FILM AS LITERATURE CP (UC/CSU)) (h.s. general elective) (Semester Course – Elective)
This is an exciting semester long course in which students will approach film similarly to the way novels are studied.
Students will be viewing (not watching), discussing, and writing about films in a literary fashion. Class members will view
clips from various films as well as view several films in their entirety. Students will be taught to "read" films with an eye
toward symbolism, themes, social and historical context, bias, points of view, plot development, and character development.
All students will be expected to keep a film journal in which they will take notes and write comprehensive literary analyses
of the films and clips seen throughout the semester. There will be regular in-class exams as well as analytical writing

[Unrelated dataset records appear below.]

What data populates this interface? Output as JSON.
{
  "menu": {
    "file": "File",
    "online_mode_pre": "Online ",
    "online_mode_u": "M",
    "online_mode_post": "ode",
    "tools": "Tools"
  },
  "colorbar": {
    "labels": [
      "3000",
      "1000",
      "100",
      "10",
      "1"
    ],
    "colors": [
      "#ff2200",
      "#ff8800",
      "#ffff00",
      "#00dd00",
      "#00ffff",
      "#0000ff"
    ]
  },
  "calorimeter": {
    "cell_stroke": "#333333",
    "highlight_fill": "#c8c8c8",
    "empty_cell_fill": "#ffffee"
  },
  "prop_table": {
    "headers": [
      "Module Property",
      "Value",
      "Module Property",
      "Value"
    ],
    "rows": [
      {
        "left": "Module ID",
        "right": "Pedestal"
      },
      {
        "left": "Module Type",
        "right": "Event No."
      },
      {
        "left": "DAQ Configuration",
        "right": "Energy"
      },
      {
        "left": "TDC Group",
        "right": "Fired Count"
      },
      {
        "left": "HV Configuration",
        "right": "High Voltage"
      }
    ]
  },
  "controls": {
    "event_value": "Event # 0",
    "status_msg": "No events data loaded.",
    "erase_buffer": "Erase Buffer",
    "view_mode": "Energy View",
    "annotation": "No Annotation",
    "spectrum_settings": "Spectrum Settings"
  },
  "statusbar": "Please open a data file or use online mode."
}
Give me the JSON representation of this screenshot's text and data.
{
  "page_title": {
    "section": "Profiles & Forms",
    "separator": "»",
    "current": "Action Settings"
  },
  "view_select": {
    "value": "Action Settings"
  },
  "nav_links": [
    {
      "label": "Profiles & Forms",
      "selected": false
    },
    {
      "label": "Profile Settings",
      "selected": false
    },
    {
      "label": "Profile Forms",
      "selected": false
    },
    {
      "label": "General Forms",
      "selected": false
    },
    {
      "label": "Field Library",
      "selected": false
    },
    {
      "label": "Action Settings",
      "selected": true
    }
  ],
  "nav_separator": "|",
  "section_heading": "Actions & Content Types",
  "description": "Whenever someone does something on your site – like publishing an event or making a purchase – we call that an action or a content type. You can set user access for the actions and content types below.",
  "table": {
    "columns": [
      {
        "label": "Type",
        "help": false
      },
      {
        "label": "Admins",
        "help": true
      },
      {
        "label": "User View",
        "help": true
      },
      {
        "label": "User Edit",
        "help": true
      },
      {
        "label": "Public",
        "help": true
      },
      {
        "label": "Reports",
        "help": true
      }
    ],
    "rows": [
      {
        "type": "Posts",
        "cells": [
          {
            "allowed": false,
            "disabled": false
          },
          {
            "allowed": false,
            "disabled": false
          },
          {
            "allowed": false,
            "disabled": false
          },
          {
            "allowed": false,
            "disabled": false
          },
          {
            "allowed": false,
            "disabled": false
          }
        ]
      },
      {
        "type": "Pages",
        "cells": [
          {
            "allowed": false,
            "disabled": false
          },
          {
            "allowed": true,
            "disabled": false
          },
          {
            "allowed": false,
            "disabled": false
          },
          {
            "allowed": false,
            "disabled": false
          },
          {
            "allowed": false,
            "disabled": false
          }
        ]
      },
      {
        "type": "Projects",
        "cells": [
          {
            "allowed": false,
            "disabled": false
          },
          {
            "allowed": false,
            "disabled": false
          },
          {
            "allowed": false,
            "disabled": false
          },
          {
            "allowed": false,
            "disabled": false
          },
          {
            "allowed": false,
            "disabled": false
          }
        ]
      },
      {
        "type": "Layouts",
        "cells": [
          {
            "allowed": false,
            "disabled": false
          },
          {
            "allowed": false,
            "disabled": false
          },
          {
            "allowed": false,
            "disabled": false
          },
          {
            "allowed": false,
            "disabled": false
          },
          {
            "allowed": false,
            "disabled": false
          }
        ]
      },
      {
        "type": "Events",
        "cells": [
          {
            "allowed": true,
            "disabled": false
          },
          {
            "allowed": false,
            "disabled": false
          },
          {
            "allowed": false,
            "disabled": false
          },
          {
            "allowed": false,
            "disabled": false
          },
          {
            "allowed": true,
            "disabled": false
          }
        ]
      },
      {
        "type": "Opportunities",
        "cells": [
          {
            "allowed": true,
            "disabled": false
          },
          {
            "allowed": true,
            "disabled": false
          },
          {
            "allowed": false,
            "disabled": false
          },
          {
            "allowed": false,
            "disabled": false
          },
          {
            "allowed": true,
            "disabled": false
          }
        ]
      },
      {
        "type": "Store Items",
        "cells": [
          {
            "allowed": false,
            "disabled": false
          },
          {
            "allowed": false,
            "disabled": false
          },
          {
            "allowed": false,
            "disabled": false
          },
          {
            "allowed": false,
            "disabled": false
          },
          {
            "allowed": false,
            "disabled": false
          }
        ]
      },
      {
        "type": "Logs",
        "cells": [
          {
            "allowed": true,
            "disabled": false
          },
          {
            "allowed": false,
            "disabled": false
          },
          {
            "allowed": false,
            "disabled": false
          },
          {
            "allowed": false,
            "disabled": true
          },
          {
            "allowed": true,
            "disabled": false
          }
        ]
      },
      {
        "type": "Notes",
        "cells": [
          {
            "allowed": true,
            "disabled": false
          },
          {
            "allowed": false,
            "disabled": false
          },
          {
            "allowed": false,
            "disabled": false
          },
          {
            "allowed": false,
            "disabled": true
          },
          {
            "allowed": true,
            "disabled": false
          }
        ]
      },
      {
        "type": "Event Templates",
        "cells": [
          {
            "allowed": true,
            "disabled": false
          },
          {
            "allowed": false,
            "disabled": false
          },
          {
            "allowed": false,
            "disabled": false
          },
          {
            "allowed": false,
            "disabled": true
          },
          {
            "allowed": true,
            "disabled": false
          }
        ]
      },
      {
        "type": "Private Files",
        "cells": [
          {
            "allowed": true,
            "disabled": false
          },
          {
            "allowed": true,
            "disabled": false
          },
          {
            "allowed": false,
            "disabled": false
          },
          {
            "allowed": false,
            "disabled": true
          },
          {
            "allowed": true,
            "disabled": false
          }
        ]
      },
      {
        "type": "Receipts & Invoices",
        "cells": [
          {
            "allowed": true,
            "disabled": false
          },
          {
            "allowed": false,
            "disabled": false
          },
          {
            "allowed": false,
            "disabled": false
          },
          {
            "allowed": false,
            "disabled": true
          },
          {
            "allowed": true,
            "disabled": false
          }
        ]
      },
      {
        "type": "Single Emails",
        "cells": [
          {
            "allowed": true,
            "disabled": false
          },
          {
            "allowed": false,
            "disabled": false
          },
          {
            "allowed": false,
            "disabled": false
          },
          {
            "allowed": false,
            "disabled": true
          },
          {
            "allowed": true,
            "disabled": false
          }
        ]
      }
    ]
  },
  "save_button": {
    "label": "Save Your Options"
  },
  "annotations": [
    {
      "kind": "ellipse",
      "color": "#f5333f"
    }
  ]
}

assignments throughout the semester.
None Grades 10-12
This course qualifies as a University of California "g" elective
Each unit will be evaluated with an in-class essay (100 points each) and a journal check (50 points each unit check).
The semester is broken up into the following units:
Introduction to Film as Literature
Clips from Lawrence of Arabia, Dances With Wolves, Much Ado About Nothing
Unit 1: Traditional American Values
Field of Dreams, Forrest Gump, Pleasantville
Unit 2: Struggle of the Lower Classes
Visions of Light (documentary on cinematography), The Kid, Modern Times, A Night at the Opera, The Grapes of Wrath
Unit 3: Triumph of the Common Man
On the Waterfront, Rocky, Casablanca, The Truman Show, The Apartment
Unit 4: Teen Issues
Rebel Without a Cause, American Graffiti, The Breakfast Club
Unit 5: What constitutes Greatness?